Lightroom provides loads of time-saving features to automate and speed up
your workflow. Most important are presets and templates. Generally speaking,
presets store settings and templates store formatted layouts. Get in the habit
of setting up your own presets and templates for any settings that you will use
Be sure to make frequent backups of your Lightroom catalog and image files;
ideally, after every work session. (You will most likely only need to keep the
most recent couple of catalog backups.)
Top 5 tips if you’ve been using Lightroom for a while
The Import process has been entirely revamped and streamlined in Lightroom 3.
The new Import window provides more functionality and is easier to navigate.
Maybe most importantly, you can now save Import presets! If you perform many
imports using the same settings, this will dramatically speed up your import
The processing in Lightroom 3 is built around a new Process Version, which
offers notably better image quality and speed when working with your photos.

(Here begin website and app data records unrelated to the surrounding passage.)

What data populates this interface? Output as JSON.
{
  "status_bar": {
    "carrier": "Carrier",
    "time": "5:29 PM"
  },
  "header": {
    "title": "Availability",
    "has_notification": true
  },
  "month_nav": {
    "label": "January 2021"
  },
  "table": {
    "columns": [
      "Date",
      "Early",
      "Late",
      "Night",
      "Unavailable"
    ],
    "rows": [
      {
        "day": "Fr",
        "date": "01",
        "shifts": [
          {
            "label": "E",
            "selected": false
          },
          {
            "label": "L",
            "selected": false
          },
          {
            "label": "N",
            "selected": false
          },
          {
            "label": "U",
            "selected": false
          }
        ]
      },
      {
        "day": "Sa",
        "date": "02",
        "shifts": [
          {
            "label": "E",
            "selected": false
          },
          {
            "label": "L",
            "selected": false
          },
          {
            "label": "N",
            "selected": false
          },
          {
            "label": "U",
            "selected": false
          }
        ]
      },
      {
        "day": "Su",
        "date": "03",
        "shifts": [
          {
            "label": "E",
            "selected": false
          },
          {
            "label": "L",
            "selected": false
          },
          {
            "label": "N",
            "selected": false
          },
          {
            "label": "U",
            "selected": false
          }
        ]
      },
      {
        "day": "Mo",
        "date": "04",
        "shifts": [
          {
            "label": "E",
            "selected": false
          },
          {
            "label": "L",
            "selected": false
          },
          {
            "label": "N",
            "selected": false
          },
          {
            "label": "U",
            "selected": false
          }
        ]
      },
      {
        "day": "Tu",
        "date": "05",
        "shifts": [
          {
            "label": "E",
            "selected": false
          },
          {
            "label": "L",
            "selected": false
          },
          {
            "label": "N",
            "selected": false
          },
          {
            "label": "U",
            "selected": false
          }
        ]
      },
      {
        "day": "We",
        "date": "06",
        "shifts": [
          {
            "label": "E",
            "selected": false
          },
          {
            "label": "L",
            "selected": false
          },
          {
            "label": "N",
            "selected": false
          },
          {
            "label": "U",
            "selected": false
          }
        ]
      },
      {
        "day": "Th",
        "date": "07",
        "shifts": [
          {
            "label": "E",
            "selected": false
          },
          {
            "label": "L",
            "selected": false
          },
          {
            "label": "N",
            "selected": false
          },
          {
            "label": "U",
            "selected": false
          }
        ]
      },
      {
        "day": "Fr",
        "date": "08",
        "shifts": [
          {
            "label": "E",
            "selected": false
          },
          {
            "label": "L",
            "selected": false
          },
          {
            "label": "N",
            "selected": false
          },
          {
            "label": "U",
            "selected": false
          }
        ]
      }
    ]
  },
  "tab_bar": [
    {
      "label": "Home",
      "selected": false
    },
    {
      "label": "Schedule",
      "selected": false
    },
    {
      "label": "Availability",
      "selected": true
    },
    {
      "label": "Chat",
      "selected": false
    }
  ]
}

New photos imported into Lightroom 3 will automatically use the new Process
Version (2010). Photos already in the catalog will retain their original
Process Version (2003). You can update older photos to use the new Process
Version, which will allow you to extract even better quality from those photos.
After updating photos to the new Process Version you will likely need to go
back and fine tune the Develop settings for those files (especially sharpening).
Lightroom 3 offers new and improved sharpening algorithms with a greater
degree of control. One important point to note is that the Amount adjustment
generally applies stronger sharpening than in previous versions, so now, you
probably will use lower values for Amount.
Lightroom 3’s updated Noise Reduction (NR) controls are also vastly improved
over previous versions; so much that you may no longer need any specialized NR
software for the majority of your photos. Luminance noise reduction, in
particular, lets you apply much stronger reduction amounts without adversely
affecting important image detail.
If you’ve saved Develop presets using adjustments for sharpening, noise
reduction and vignetting you should revisit those settings and consider making
a new preset based on the changes in the new Process Version.
Before & After Examples
Example 1. This example shows how you can
dramatically improve a photo using just a few
controls in the Basic panel. I adjusted White
Balance, Exposure, Blacks and Brightness.
Hasselblad 35-90 f/4-5.6
1/45 sec at f/11, ISO 100 Example 2. For this photo, I used Lightroom’s
brush tool to selectively dodge and burn (lighten and darken)
specific areas of the photo.
Example 3. In this example, I used Lightroom
3’s new Lens Corrections panel controls to
fix distortion and chromatic aberration.
Canon EOS 5D Mark II
Canon EF 24-105 f/4L IS USM
5 seconds at f/20, ISO 200